Excellent post and very compact and nice script to allow automating the generation and deployment of certificates to vSphere ESXi hosts.

I would recommend adding the following to the top of the script that generates the openssl.cfg file. This eliminates a potential error you may see with openssl when generating the csr request on the random file.

Echo HOME=.

April 25, 2013 2:37 pm

What about the case were the ESXi hosts are in a DMZ using a different domain name than the internal CA?

Awesome guide. Thank you for all the work!

April 25, 2013 4:57 pm

Firstly, Thank you …. without this I would have spent another 3 days (over and above the already 3 days spent trying to get this all to work) … OMG what a mess these prereqs are… the non-Hyper V supporters scream how easy it is to get ESX working compared to a headless Hyper-V server … but after experiencing vCenter istall the jury is out on which is easier. Anyway .. the point of the post is to also add, that after changing the ESXi 5.1 Host certs, I got a "vim.fault.SSLVerifyFault" error when trying to add the ESXi server… Read more »

April 26, 2013 5:16 pm

Opps typos … The above sould read..
"The fix was to add the Host using the IP address … which then prompted the thumbprint of the new cert to be manually accepted … "

Thankful guest
May 15, 2013 6:32 am

I have only one word: RESPECT!!!

May 21, 2013 4:44 pm

This upgrade was turning into what seemed like a Sahara desert crossing! NOT impressed VMware – however, thankfully we have the Derek's of the world that unselfishly take the time to translate and share their knowledge and provide camels to get us through … most humble thanks for providing the guidance that so many are finding to be the catalyst in getting our vSphere 5.1 upgrades successfully completed! Derek – you ARE the man!!!!

May 23, 2013 12:12 pm

Great blog. Thanks

May 29, 2013 12:13 pm

Ahhh, I was just researching how to upload files to esx to do just this. Thanks!

Scott Larsen
June 4, 2013 12:20 pm

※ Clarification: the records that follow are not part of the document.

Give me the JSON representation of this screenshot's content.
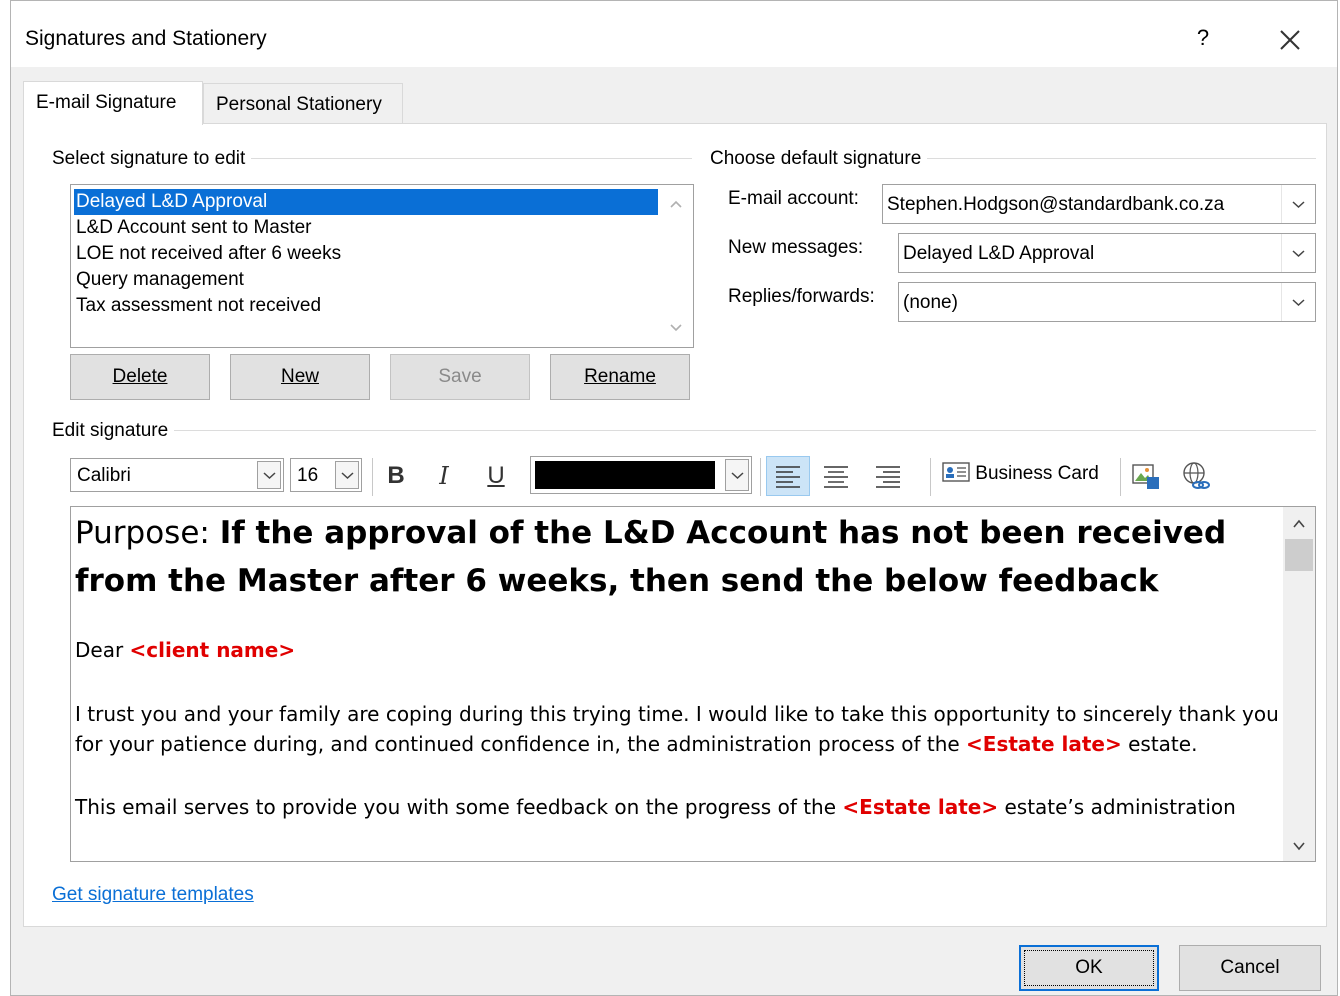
{
  "window": {
    "title": "Signatures and Stationery",
    "help_label": "?"
  },
  "tabs": [
    {
      "label": "E-mail Signature"
    },
    {
      "label": "Personal Stationery"
    }
  ],
  "select_signature": {
    "group_label": "Select signature to edit",
    "items": [
      {
        "label": "Delayed L&D Approval",
        "selected": true
      },
      {
        "label": "L&D Account sent to Master"
      },
      {
        "label": "LOE not received after 6 weeks"
      },
      {
        "label": "Query management"
      },
      {
        "label": "Tax assessment not received"
      }
    ],
    "buttons": {
      "delete": "Delete",
      "new": "New",
      "save": "Save",
      "rename": "Rename"
    }
  },
  "default_signature": {
    "group_label": "Choose default signature",
    "email_account_label": "E-mail account:",
    "email_account_value": "Stephen.Hodgson@standardbank.co.za",
    "new_messages_label": "New messages:",
    "new_messages_value": "Delayed L&D Approval",
    "replies_label": "Replies/forwards:",
    "replies_value": "(none)"
  },
  "edit_signature": {
    "group_label": "Edit signature",
    "font_name": "Calibri",
    "font_size": "16",
    "bold_label": "B",
    "italic_label": "I",
    "underline_label": "U",
    "font_color": "#000000",
    "business_card_label": "Business Card",
    "content": {
      "purpose_prefix": "Purpose: ",
      "purpose_bold": "If the approval of the L&D Account has not been received from the Master after 6 weeks, then send the below feedback",
      "greeting_prefix": "Dear ",
      "greeting_placeholder": "<client name>",
      "para1_a": "I trust you and your family are coping during this trying time. I would like to take this opportunity to sincerely thank you for your patience during, and continued confidence in, the administration process of the ",
      "para1_placeholder": "<Estate late>",
      "para1_b": " estate.",
      "para2_a": "This email serves to provide you with some feedback on the progress of the ",
      "para2_placeholder": "<Estate late>",
      "para2_b": " estate’s administration"
    }
  },
  "templates_link": "Get signature templates",
  "footer": {
    "ok": "OK",
    "cancel": "Cancel"
  },
  "colors": {
    "selection": "#0a6fd6",
    "placeholder_red": "#e00000",
    "link": "#0a6fd6"
  }
}
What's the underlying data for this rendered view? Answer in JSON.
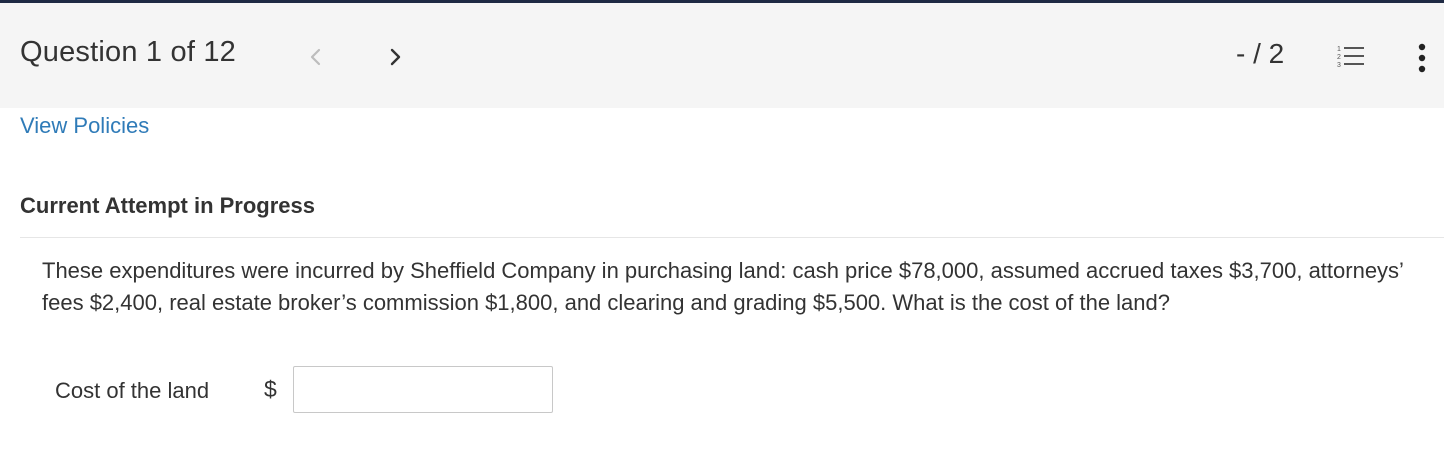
{
  "header": {
    "question_label": "Question 1 of 12",
    "score": "- / 2",
    "icons": {
      "prev": "chevron-left-icon",
      "next": "chevron-right-icon",
      "list": "numbered-list-icon",
      "more": "more-vertical-icon"
    }
  },
  "links": {
    "view_policies": "View Policies"
  },
  "section": {
    "attempt_heading": "Current Attempt in Progress"
  },
  "question": {
    "text": "These expenditures were incurred by Sheffield Company in purchasing land: cash price $78,000, assumed accrued taxes $3,700, attorneys’ fees $2,400, real estate broker’s commission $1,800, and clearing and grading $5,500. What is the cost of the land?"
  },
  "answer": {
    "label": "Cost of the land",
    "currency": "$",
    "value": "",
    "placeholder": ""
  },
  "colors": {
    "header_bg": "#f5f5f5",
    "top_border": "#1f2a44",
    "link": "#2f7bb8",
    "text": "#333333",
    "nav_prev_disabled": "#bdbdbd"
  }
}
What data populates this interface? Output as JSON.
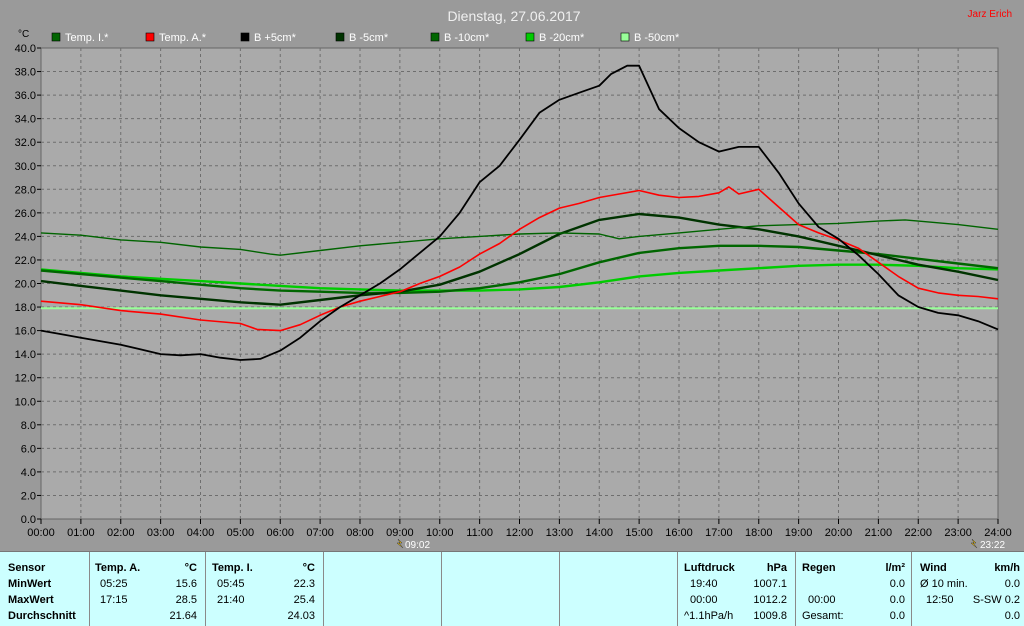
{
  "header": {
    "title": "Dienstag, 27.06.2017",
    "author": "Jarz Erich",
    "unit_label": "°C"
  },
  "colors": {
    "background": "#9a9a9a",
    "plot_area": "#aaaaaa",
    "temp_innen": "#006400",
    "temp_aussen": "#ff0000",
    "b_plus5": "#000000",
    "b_minus5": "#003300",
    "b_minus10": "#006600",
    "b_minus20": "#00cc00",
    "b_minus50": "#99ff99",
    "stats_bg": "#ccffff"
  },
  "markers": {
    "sunrise": "09:02",
    "sunset": "23:22"
  },
  "chart_data": {
    "type": "line",
    "title": "Dienstag, 27.06.2017",
    "ylabel": "°C",
    "ylim": [
      0,
      40
    ],
    "y_tick_step": 2,
    "xlim": [
      0,
      24
    ],
    "x_tick_labels": [
      "00:00",
      "01:00",
      "02:00",
      "03:00",
      "04:00",
      "05:00",
      "06:00",
      "07:00",
      "08:00",
      "09:00",
      "10:00",
      "11:00",
      "12:00",
      "13:00",
      "14:00",
      "15:00",
      "16:00",
      "17:00",
      "18:00",
      "19:00",
      "20:00",
      "21:00",
      "22:00",
      "23:00",
      "24:00"
    ],
    "grid": true,
    "legend_position": "top",
    "series": [
      {
        "name": "Temp. I.*",
        "color": "#006400",
        "width": 1.4,
        "x": [
          0,
          1,
          2,
          3,
          4,
          5,
          5.75,
          6,
          7,
          8,
          9,
          10,
          11,
          12,
          13,
          14,
          14.5,
          15,
          16,
          17,
          18,
          19,
          20,
          21,
          21.67,
          22,
          23,
          24
        ],
        "y": [
          24.3,
          24.1,
          23.7,
          23.5,
          23.1,
          22.9,
          22.5,
          22.4,
          22.8,
          23.2,
          23.5,
          23.8,
          24.0,
          24.2,
          24.3,
          24.2,
          23.8,
          24.0,
          24.3,
          24.6,
          24.9,
          25.0,
          25.1,
          25.3,
          25.4,
          25.3,
          25.0,
          24.6
        ]
      },
      {
        "name": "Temp. A.*",
        "color": "#ff0000",
        "width": 1.6,
        "x": [
          0,
          1,
          2,
          3,
          4,
          5,
          5.42,
          6,
          6.5,
          7,
          7.5,
          8,
          8.5,
          9,
          9.5,
          10,
          10.5,
          11,
          11.5,
          12,
          12.5,
          13,
          13.5,
          14,
          14.5,
          15,
          15.5,
          16,
          16.5,
          17,
          17.25,
          17.5,
          18,
          18.5,
          19,
          19.5,
          20,
          20.5,
          21,
          21.5,
          22,
          22.5,
          23,
          23.5,
          24
        ],
        "y": [
          18.5,
          18.2,
          17.7,
          17.4,
          16.9,
          16.6,
          16.1,
          16.0,
          16.5,
          17.3,
          18.0,
          18.5,
          18.9,
          19.3,
          20.0,
          20.6,
          21.4,
          22.5,
          23.4,
          24.6,
          25.6,
          26.4,
          26.8,
          27.3,
          27.6,
          27.9,
          27.5,
          27.3,
          27.4,
          27.7,
          28.2,
          27.6,
          28.0,
          26.5,
          25.0,
          24.3,
          23.7,
          23.0,
          21.8,
          20.6,
          19.6,
          19.2,
          19.0,
          18.9,
          18.7
        ]
      },
      {
        "name": "B +5cm*",
        "color": "#000000",
        "width": 1.8,
        "x": [
          0,
          0.5,
          1,
          1.5,
          2,
          2.5,
          3,
          3.5,
          4,
          4.5,
          5,
          5.5,
          6,
          6.5,
          7,
          7.5,
          8,
          8.5,
          9,
          9.5,
          10,
          10.5,
          11,
          11.5,
          12,
          12.5,
          13,
          13.5,
          14,
          14.3,
          14.7,
          15,
          15.5,
          16,
          16.5,
          17,
          17.5,
          18,
          18.5,
          19,
          19.5,
          20,
          20.5,
          21,
          21.5,
          22,
          22.5,
          23,
          23.5,
          24
        ],
        "y": [
          16.0,
          15.7,
          15.4,
          15.1,
          14.8,
          14.4,
          14.0,
          13.9,
          14.0,
          13.7,
          13.5,
          13.6,
          14.3,
          15.4,
          16.8,
          18.0,
          19.0,
          20.0,
          21.2,
          22.6,
          24.0,
          26.0,
          28.6,
          30.0,
          32.2,
          34.5,
          35.6,
          36.2,
          36.8,
          37.8,
          38.5,
          38.5,
          34.8,
          33.2,
          32.0,
          31.2,
          31.6,
          31.6,
          29.4,
          26.8,
          24.8,
          23.8,
          22.4,
          20.8,
          19.0,
          18.0,
          17.5,
          17.3,
          16.8,
          16.1
        ]
      },
      {
        "name": "B -5cm*",
        "color": "#003300",
        "width": 2.4,
        "x": [
          0,
          1,
          2,
          3,
          4,
          5,
          6,
          7,
          8,
          9,
          10,
          11,
          12,
          13,
          14,
          15,
          16,
          17,
          18,
          19,
          20,
          21,
          22,
          23,
          24
        ],
        "y": [
          20.2,
          19.8,
          19.4,
          19.0,
          18.7,
          18.4,
          18.2,
          18.6,
          19.0,
          19.3,
          19.9,
          21.0,
          22.5,
          24.2,
          25.4,
          25.9,
          25.6,
          25.0,
          24.6,
          24.0,
          23.2,
          22.4,
          21.6,
          21.0,
          20.3
        ]
      },
      {
        "name": "B -10cm*",
        "color": "#006600",
        "width": 2.4,
        "x": [
          0,
          1,
          2,
          3,
          4,
          5,
          6,
          7,
          8,
          9,
          10,
          11,
          12,
          13,
          14,
          15,
          16,
          17,
          18,
          19,
          20,
          21,
          22,
          23,
          24
        ],
        "y": [
          21.1,
          20.8,
          20.5,
          20.2,
          19.9,
          19.6,
          19.4,
          19.3,
          19.2,
          19.2,
          19.3,
          19.6,
          20.1,
          20.8,
          21.8,
          22.6,
          23.0,
          23.2,
          23.2,
          23.1,
          22.8,
          22.5,
          22.1,
          21.7,
          21.3
        ]
      },
      {
        "name": "B -20cm*",
        "color": "#00cc00",
        "width": 2.4,
        "x": [
          0,
          1,
          2,
          3,
          4,
          5,
          6,
          7,
          8,
          9,
          10,
          11,
          12,
          13,
          14,
          15,
          16,
          17,
          18,
          19,
          20,
          21,
          22,
          23,
          24
        ],
        "y": [
          21.2,
          20.9,
          20.6,
          20.4,
          20.2,
          20.0,
          19.8,
          19.6,
          19.5,
          19.4,
          19.4,
          19.4,
          19.5,
          19.7,
          20.1,
          20.6,
          20.9,
          21.1,
          21.3,
          21.5,
          21.6,
          21.6,
          21.5,
          21.3,
          21.2
        ]
      },
      {
        "name": "B -50cm*",
        "color": "#99ff99",
        "width": 2,
        "x": [
          0,
          4,
          8,
          12,
          16,
          20,
          24
        ],
        "y": [
          17.9,
          17.9,
          17.9,
          17.9,
          17.9,
          17.9,
          17.9
        ]
      }
    ]
  },
  "stats": {
    "sensor_col": {
      "header": "Sensor",
      "rows": [
        "MinWert",
        "MaxWert",
        "Durchschnitt"
      ]
    },
    "temp_a": {
      "header": "Temp. A.",
      "unit": "°C",
      "min_time": "05:25",
      "min_val": "15.6",
      "max_time": "17:15",
      "max_val": "28.5",
      "avg": "21.64"
    },
    "temp_i": {
      "header": "Temp. I.",
      "unit": "°C",
      "min_time": "05:45",
      "min_val": "22.3",
      "max_time": "21:40",
      "max_val": "25.4",
      "avg": "24.03"
    },
    "luftdruck": {
      "header": "Luftdruck",
      "unit": "hPa",
      "min_time": "19:40",
      "min_val": "1007.1",
      "max_time": "00:00",
      "max_val": "1012.2",
      "trend": "^1.1hPa/h",
      "trend_val": "1009.8"
    },
    "regen": {
      "header": "Regen",
      "unit": "l/m²",
      "r1": "",
      "r1_val": "0.0",
      "r2_time": "00:00",
      "r2_val": "0.0",
      "r3": "Gesamt:",
      "r3_val": "0.0"
    },
    "wind": {
      "header": "Wind",
      "unit": "km/h",
      "r1": "Ø 10 min.",
      "r1_val": "0.0",
      "r2_time": "12:50",
      "r2_val": "S-SW 0.2",
      "r3": "",
      "r3_val": "0.0"
    }
  }
}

Derek, just a tidbit and a question. You don't have to reboot to "activate" the New SSL certs. On the ESXi console, log in and go to: "Troubleshooting Options -> Restart Management Agents." Press <F11>, wait about 2 minutes and you will be up and running with the new certs! On larger ESXi hosts with lots of RAM (which gets possibly tested at POST) this can save quite a bit of time! Question: What should we do when it comes time to renew certs that have expired? I am guessing it's basically the same thing as if you don't have… Read more »

July 26, 2013 9:32 am

Thanks for the great guide. My very first stab at ever getting a vmlab setup and finally after quite a long time all is running with full certificate trust enabled.

September 5, 2013 11:59 am

I have to make the certificates for 200 servers, so, i make a csv with hostname and IP, and i do this basic cmd: @echo off for /F "tokens=1-2 delims=," %%a in (HostandIP.csv) do ( mkdir c:certs%%a c:SSLAutomationTooltoolsopensslopenssl.exe genrsa 2048 > c:certs%%arui.key copy /y nul c:certs%%acsr.cfg echo [ req ] >>c:certs%%acsr.cfg echo default_bits = 2048 >>c:certs%%acsr.cfg echo default_keyfile = rui.key >>c:certs%%acsr.cfg echo distinguished_name = req_distinguished_name >>c:certs%%acsr.cfg echo encrypt_key = no >>c:certs%%acsr.cfg echo prompt = no >>c:certs%%acsr.cfg echo string_mask = nombstr >>c:certs%%acsr.cfg echo req_extensions = v3_req >>c:certs%%acsr.cfg echo [ v3_req ] >>c:certs%%acsr.cfg echo basicConstraints = CA:FALSE >>c:certs%%acsr.cfg echo keyUsage = digitalSignature,… Read more »

October 18, 2013 5:05 am

Hi Derek,_10x a lot for this great guide it works perfectly for me,and i learn a lot of new things._I have just one question , after finishing all the steps when i login in WebClient with the default admin@system-domain username i didn't see my vcentre instance??!
If i log in with domain service account everything is just fine!
So my question is ,is this normal or i did something wrong??
10x in advance
Best regards and keep the great work

December 30, 2013 11:28 am

Another lifesaver…well done. Works like a champ.